### Task statement
Copy all of the data below without altering a single line.

### Available data
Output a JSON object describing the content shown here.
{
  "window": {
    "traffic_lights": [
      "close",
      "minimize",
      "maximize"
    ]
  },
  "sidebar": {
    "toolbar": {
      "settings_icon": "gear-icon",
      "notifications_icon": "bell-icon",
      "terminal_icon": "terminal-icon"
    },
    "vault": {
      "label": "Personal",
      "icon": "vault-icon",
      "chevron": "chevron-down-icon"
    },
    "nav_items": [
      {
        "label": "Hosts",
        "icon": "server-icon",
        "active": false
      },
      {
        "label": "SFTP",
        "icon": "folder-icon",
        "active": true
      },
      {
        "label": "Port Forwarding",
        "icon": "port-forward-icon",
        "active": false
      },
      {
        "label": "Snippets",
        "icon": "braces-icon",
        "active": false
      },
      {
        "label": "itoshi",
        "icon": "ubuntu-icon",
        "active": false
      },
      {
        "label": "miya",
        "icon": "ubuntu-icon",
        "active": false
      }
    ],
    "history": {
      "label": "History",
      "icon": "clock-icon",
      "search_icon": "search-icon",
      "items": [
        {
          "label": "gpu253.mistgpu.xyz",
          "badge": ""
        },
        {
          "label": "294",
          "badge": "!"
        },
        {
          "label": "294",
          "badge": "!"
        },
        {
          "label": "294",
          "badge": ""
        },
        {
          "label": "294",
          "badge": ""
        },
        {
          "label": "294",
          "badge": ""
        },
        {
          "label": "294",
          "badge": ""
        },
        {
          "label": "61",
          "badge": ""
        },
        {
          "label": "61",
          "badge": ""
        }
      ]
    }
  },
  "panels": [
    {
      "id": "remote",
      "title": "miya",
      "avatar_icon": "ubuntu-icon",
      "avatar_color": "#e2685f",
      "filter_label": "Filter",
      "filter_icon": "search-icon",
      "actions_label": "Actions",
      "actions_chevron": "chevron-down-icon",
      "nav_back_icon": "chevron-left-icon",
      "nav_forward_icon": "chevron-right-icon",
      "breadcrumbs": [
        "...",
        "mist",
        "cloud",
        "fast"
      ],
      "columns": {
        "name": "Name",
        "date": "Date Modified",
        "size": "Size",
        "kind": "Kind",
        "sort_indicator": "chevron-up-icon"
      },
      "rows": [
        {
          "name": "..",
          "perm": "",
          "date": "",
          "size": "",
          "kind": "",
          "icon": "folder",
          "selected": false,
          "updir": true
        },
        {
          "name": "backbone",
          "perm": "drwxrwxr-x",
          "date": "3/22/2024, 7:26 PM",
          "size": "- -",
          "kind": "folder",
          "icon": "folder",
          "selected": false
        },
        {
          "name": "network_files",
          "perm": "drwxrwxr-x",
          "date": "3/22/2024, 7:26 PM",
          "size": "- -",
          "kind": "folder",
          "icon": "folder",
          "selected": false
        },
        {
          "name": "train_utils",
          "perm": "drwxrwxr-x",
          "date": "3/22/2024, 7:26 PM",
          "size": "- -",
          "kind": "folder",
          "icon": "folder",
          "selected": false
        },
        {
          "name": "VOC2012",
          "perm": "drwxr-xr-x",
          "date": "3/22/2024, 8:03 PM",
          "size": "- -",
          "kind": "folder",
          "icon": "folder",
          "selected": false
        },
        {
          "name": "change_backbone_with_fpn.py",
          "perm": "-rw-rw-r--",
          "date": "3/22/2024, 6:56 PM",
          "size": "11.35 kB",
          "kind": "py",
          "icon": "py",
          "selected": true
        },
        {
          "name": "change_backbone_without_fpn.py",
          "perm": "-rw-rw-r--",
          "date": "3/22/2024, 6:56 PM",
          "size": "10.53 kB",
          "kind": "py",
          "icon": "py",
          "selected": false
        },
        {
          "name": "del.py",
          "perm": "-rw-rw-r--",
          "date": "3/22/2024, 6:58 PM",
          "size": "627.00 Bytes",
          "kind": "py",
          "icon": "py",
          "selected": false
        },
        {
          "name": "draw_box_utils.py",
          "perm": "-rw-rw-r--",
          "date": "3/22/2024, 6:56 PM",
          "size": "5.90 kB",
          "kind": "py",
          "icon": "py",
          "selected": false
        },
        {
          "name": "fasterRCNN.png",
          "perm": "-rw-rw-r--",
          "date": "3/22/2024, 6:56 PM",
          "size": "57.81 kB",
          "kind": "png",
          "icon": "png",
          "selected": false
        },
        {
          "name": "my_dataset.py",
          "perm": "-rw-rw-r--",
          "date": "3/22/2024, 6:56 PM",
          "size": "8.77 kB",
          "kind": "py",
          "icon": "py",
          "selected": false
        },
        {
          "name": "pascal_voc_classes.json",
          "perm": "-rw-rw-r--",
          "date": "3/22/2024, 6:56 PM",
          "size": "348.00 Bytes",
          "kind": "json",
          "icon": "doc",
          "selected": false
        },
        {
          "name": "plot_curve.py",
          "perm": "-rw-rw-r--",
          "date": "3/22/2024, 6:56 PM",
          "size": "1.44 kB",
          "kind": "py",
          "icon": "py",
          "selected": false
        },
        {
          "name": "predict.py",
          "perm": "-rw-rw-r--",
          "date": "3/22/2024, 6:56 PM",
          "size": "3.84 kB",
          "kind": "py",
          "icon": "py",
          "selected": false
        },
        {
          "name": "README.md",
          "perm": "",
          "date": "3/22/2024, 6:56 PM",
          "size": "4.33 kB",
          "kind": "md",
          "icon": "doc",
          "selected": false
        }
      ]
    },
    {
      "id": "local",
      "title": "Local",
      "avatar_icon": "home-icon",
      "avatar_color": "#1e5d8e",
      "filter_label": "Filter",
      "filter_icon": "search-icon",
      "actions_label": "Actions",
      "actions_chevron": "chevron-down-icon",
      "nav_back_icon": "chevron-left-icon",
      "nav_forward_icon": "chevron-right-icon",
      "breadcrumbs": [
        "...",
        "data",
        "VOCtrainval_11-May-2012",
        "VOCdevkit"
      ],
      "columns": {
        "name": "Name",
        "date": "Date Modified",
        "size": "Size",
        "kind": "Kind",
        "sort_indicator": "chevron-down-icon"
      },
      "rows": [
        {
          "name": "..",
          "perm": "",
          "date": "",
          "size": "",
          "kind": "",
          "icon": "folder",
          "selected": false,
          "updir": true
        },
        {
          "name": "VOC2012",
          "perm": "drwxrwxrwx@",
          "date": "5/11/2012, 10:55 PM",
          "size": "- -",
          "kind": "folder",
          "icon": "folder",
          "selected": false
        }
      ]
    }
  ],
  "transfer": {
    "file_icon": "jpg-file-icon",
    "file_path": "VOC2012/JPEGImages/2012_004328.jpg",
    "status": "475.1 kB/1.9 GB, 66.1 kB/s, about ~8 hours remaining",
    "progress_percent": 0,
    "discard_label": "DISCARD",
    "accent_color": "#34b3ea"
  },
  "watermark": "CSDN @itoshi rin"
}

### Response to the task
Output a JSON object describing the content shown here.
{
  "window": {
    "traffic_lights": [
      "close",
      "minimize",
      "maximize"
    ]
  },
  "sidebar": {
    "toolbar": {
      "settings_icon": "gear-icon",
      "notifications_icon": "bell-icon",
      "terminal_icon": "terminal-icon"
    },
    "vault": {
      "label": "Personal",
      "icon": "vault-icon",
      "chevron": "chevron-down-icon"
    },
    "nav_items": [
      {
        "label": "Hosts",
        "icon": "server-icon",
        "active": false
      },
      {
        "label": "SFTP",
        "icon": "folder-icon",
        "active": true
      },
      {
        "label": "Port Forwarding",
        "icon": "port-forward-icon",
        "active": false
      },
      {
        "label": "Snippets",
        "icon": "braces-icon",
        "active": false
      },
      {
        "label": "itoshi",
        "icon": "ubuntu-icon",
        "active": false
      },
      {
        "label": "miya",
        "icon": "ubuntu-icon",
        "active": false
      }
    ],
    "history": {
      "label": "History",
      "icon": "clock-icon",
      "search_icon": "search-icon",
      "items": [
        {
          "label": "gpu253.mistgpu.xyz",
          "badge": ""
        },
        {
          "label": "294",
          "badge": "!"
        },
        {
          "label": "294",
          "badge": "!"
        },
        {
          "label": "294",
          "badge": ""
        },
        {
          "label": "294",
          "badge": ""
        },
        {
          "label": "294",
          "badge": ""
        },
        {
          "label": "294",
          "badge": ""
        },
        {
          "label": "61",
          "badge": ""
        },
        {
          "label": "61",
          "badge": ""
        }
      ]
    }
  },
  "panels": [
    {
      "id": "remote",
      "title": "miya",
      "avatar_icon": "ubuntu-icon",
      "avatar_color": "#e2685f",
      "filter_label": "Filter",
      "filter_icon": "search-icon",
      "actions_label": "Actions",
      "actions_chevron": "chevron-down-icon",
      "nav_back_icon": "chevron-left-icon",
      "nav_forward_icon": "chevron-right-icon",
      "breadcrumbs": [
        "...",
        "mist",
        "cloud",
        "fast"
      ],
      "columns": {
        "name": "Name",
        "date": "Date Modified",
        "size": "Size",
        "kind": "Kind",
        "sort_indicator": "chevron-up-icon"
      },
      "rows": [
        {
          "name": "..",
          "perm": "",
          "date": "",
          "size": "",
          "kind": "",
          "icon": "folder",
          "selected": false,
          "updir": true
        },
        {
          "name": "backbone",
          "perm": "drwxrwxr-x",
          "date": "3/22/2024, 7:26 PM",
          "size": "- -",
          "kind": "folder",
          "icon": "folder",
          "selected": false
        },
        {
          "name": "network_files",
          "perm": "drwxrwxr-x",
          "date": "3/22/2024, 7:26 PM",
          "size": "- -",
          "kind": "folder",
          "icon": "folder",
          "selected": false
        },
        {
          "name": "train_utils",
          "perm": "drwxrwxr-x",
          "date": "3/22/2024, 7:26 PM",
          "size": "- -",
          "kind": "folder",
          "icon": "folder",
          "selected": false
        },
        {
          "name": "VOC2012",
          "perm": "drwxr-xr-x",
          "date": "3/22/2024, 8:03 PM",
          "size": "- -",
          "kind": "folder",
          "icon": "folder",
          "selected": false
        },
        {
          "name": "change_backbone_with_fpn.py",
          "perm": "-rw-rw-r--",
          "date": "3/22/2024, 6:56 PM",
          "size": "11.35 kB",
          "kind": "py",
          "icon": "py",
          "selected": true
        },
        {
          "name": "change_backbone_without_fpn.py",
          "perm": "-rw-rw-r--",
          "date": "3/22/2024, 6:56 PM",
          "size": "10.53 kB",
          "kind": "py",
          "icon": "py",
          "selected": false
        },
        {
          "name": "del.py",
          "perm": "-rw-rw-r--",
          "date": "3/22/2024, 6:58 PM",
          "size": "627.00 Bytes",
          "kind": "py",
          "icon": "py",
          "selected": false
        },
        {
          "name": "draw_box_utils.py",
          "perm": "-rw-rw-r--",
          "date": "3/22/2024, 6:56 PM",
          "size": "5.90 kB",
          "kind": "py",
          "icon": "py",
          "selected": false
        },
        {
          "name": "fasterRCNN.png",
          "perm": "-rw-rw-r--",
          "date": "3/22/2024, 6:56 PM",
          "size": "57.81 kB",
          "kind": "png",
          "icon": "png",
          "selected": false
        },
        {
          "name": "my_dataset.py",
          "perm": "-rw-rw-r--",
          "date": "3/22/2024, 6:56 PM",
          "size": "8.77 kB",
          "kind": "py",
          "icon": "py",
          "selected": false
        },
        {
          "name": "pascal_voc_classes.json",
          "perm": "-rw-rw-r--",
          "date": "3/22/2024, 6:56 PM",
          "size": "348.00 Bytes",
          "kind": "json",
          "icon": "doc",
          "selected": false
        },
        {
          "name": "plot_curve.py",
          "perm": "-rw-rw-r--",
          "date": "3/22/2024, 6:56 PM",
          "size": "1.44 kB",
          "kind": "py",
          "icon": "py",
          "selected": false
        },
        {
          "name": "predict.py",
          "perm": "-rw-rw-r--",
          "date": "3/22/2024, 6:56 PM",
          "size": "3.84 kB",
          "kind": "py",
          "icon": "py",
          "selected": false
        },
        {
          "name": "README.md",
          "perm": "",
          "date": "3/22/2024, 6:56 PM",
          "size": "4.33 kB",
          "kind": "md",
          "icon": "doc",
          "selected": false
        }
      ]
    },
    {
      "id": "local",
      "title": "Local",
      "avatar_icon": "home-icon",
      "avatar_color": "#1e5d8e",
      "filter_label": "Filter",
      "filter_icon": "search-icon",
      "actions_label": "Actions",
      "actions_chevron": "chevron-down-icon",
      "nav_back_icon": "chevron-left-icon",
      "nav_forward_icon": "chevron-right-icon",
      "breadcrumbs": [
        "...",
        "data",
        "VOCtrainval_11-May-2012",
        "VOCdevkit"
      ],
      "columns": {
        "name": "Name",
        "date": "Date Modified",
        "size": "Size",
        "kind": "Kind",
        "sort_indicator": "chevron-down-icon"
      },
      "rows": [
        {
          "name": "..",
          "perm": "",
          "date": "",
          "size": "",
          "kind": "",
          "icon": "folder",
          "selected": false,
          "updir": true
        },
        {
          "name": "VOC2012",
          "perm": "drwxrwxrwx@",
          "date": "5/11/2012, 10:55 PM",
          "size": "- -",
          "kind": "folder",
          "icon": "folder",
          "selected": false
        }
      ]
    }
  ],
  "transfer": {
    "file_icon": "jpg-file-icon",
    "file_path": "VOC2012/JPEGImages/2012_004328.jpg",
    "status": "475.1 kB/1.9 GB, 66.1 kB/s, about ~8 hours remaining",
    "progress_percent": 0,
    "discard_label": "DISCARD",
    "accent_color": "#34b3ea"
  },
  "watermark": "CSDN @itoshi rin"
}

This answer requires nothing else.